“During the third quarter, unit home sales were positive in July, fell 9% year-over-year in August and we are expecting September to show a decline as well,” says Royal LePage chief executive Phil Soper.
He adds, “We had predicted this cyclical change early in the year, a natural market reaction after a period of strong expansion. Changes to mortgage regulations, which took effect on July 9, accelerated the correction.”
Among the changes to tighten the lending rules, Ottawa cut the maximum amortization period for government insured mortgages to 25 years from 30 years, making monthly payments more expensive, but reducing the amount of interest paid in the long term.
The government also moved to place debt-to-income restrictions and ended government mortgage insurance for homes worth more than $1 million.
It was Ottawa’s fourth intervention in the mortgage market in just four years.

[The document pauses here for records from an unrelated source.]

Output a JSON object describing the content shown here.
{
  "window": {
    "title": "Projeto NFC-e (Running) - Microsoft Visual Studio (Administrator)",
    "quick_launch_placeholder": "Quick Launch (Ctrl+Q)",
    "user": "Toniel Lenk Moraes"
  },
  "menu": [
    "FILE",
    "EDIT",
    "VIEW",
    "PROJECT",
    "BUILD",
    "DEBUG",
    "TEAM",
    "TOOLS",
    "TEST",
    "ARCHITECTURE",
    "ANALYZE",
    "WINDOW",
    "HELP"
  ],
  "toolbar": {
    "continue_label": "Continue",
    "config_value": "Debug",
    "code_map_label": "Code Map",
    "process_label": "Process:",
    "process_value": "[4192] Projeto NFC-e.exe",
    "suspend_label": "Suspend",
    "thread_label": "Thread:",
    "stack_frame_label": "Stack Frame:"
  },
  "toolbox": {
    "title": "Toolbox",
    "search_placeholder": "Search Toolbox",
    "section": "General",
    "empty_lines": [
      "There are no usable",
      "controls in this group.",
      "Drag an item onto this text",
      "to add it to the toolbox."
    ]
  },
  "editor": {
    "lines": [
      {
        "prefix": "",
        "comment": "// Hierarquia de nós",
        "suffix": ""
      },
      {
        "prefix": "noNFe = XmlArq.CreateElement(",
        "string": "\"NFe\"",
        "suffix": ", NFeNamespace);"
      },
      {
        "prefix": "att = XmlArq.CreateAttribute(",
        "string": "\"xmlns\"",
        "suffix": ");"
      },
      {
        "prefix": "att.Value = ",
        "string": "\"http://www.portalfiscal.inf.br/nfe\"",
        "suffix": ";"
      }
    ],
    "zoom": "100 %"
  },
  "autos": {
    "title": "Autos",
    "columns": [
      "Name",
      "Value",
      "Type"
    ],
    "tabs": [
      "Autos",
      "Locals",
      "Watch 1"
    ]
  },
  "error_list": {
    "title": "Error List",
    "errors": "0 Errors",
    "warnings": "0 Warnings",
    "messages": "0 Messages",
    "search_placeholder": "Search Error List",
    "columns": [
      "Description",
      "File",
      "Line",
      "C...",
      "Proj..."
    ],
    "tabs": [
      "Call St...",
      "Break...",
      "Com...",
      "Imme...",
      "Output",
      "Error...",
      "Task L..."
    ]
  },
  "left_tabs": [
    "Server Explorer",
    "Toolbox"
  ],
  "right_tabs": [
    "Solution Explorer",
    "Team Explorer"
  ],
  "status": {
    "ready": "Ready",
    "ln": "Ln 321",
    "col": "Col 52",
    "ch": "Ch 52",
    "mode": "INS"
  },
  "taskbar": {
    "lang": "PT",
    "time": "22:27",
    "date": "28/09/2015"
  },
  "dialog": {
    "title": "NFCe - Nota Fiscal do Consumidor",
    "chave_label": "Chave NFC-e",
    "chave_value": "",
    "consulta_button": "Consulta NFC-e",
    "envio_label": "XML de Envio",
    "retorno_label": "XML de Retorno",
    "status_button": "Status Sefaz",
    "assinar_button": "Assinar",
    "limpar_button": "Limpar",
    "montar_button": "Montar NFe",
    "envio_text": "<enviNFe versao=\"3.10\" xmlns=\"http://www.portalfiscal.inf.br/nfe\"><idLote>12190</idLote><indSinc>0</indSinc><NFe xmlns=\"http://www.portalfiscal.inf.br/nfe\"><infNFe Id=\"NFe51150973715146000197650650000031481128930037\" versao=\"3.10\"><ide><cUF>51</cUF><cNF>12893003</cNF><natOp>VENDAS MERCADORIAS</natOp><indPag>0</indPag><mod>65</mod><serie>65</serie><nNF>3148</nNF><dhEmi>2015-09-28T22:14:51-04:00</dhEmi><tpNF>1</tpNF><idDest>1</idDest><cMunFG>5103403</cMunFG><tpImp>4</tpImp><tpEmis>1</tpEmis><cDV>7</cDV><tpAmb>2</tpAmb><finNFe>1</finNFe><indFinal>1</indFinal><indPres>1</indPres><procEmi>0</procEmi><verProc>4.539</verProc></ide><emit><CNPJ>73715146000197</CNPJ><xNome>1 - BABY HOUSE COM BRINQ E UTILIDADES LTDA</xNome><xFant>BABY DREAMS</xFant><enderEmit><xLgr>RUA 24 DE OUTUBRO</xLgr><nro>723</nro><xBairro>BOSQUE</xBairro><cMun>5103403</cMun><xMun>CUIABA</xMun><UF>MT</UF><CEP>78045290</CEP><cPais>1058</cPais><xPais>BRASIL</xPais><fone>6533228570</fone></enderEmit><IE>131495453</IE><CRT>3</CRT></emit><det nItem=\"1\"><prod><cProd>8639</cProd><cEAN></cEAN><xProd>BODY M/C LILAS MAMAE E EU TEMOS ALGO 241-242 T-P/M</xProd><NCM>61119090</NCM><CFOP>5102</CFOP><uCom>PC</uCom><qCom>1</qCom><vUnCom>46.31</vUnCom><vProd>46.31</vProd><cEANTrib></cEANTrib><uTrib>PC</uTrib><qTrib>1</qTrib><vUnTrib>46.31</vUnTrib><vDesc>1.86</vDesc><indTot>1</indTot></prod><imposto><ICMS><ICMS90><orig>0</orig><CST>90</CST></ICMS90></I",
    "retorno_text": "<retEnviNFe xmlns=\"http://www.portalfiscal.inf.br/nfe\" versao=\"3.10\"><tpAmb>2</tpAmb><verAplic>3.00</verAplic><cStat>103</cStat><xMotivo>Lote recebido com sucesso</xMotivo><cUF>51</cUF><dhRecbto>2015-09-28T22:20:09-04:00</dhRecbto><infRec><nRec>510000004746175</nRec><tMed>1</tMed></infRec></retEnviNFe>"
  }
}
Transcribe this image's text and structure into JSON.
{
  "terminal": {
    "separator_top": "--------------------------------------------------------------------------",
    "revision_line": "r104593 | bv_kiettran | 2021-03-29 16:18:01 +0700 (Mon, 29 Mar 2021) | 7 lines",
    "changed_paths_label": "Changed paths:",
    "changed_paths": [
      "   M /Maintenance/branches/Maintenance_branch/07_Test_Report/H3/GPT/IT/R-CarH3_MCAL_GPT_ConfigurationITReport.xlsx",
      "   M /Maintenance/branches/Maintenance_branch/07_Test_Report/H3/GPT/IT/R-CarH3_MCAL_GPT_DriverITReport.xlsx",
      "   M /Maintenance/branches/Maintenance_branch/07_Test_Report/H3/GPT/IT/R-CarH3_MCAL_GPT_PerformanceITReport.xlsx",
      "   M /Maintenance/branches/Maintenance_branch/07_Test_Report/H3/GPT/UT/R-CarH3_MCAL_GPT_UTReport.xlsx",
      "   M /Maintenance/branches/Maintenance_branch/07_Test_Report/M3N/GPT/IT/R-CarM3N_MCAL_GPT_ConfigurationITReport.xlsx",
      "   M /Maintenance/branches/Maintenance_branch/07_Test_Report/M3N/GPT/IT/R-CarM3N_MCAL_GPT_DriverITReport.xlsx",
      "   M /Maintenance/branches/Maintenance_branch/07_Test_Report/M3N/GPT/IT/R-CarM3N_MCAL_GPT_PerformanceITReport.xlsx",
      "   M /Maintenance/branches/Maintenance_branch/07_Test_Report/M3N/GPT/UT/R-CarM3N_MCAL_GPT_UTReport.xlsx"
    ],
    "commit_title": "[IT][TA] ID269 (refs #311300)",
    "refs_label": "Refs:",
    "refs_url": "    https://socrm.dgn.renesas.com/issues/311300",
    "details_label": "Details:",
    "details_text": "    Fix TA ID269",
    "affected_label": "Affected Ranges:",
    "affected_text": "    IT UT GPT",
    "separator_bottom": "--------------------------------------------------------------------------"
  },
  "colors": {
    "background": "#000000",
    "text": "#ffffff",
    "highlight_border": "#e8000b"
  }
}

The outlook by Royal LePage came as the Toronto Real Estate Board reported Wednesday the number of sales in its region though the MLS system fell 21% compared with a year ago, though it noted there were two fewer working days this year.
The board said there were 5,879 home sales last month, down from 7,422 in September 2011, however the average selling price increased more than 8% from a year ago to $503,662 from $463,916.
“While sales have been lower due to stricter mortgage lending guidelines, we continue to see substantial competition between buyers,” says Toronto Real Estate Board president Ann Hannah.
“The months of inventory trend remains low from a historic perspective, which explains the strong price increases we are experiencing.”
The Real Estate Board of Greater Vancouver says home sales fell 32.5% in September compared with a year ago.
Royal LePage adds the cost of an average two-storey home in Canada increased 4% to $403,747, while detached bungalows rose 4.8% to $366,773.
Standard condominiums saw an increase of 1.8% to $243,607, and while most cities experienced modest price appreciation in the quarter, fewer homes were sold compared to the same period in 2011.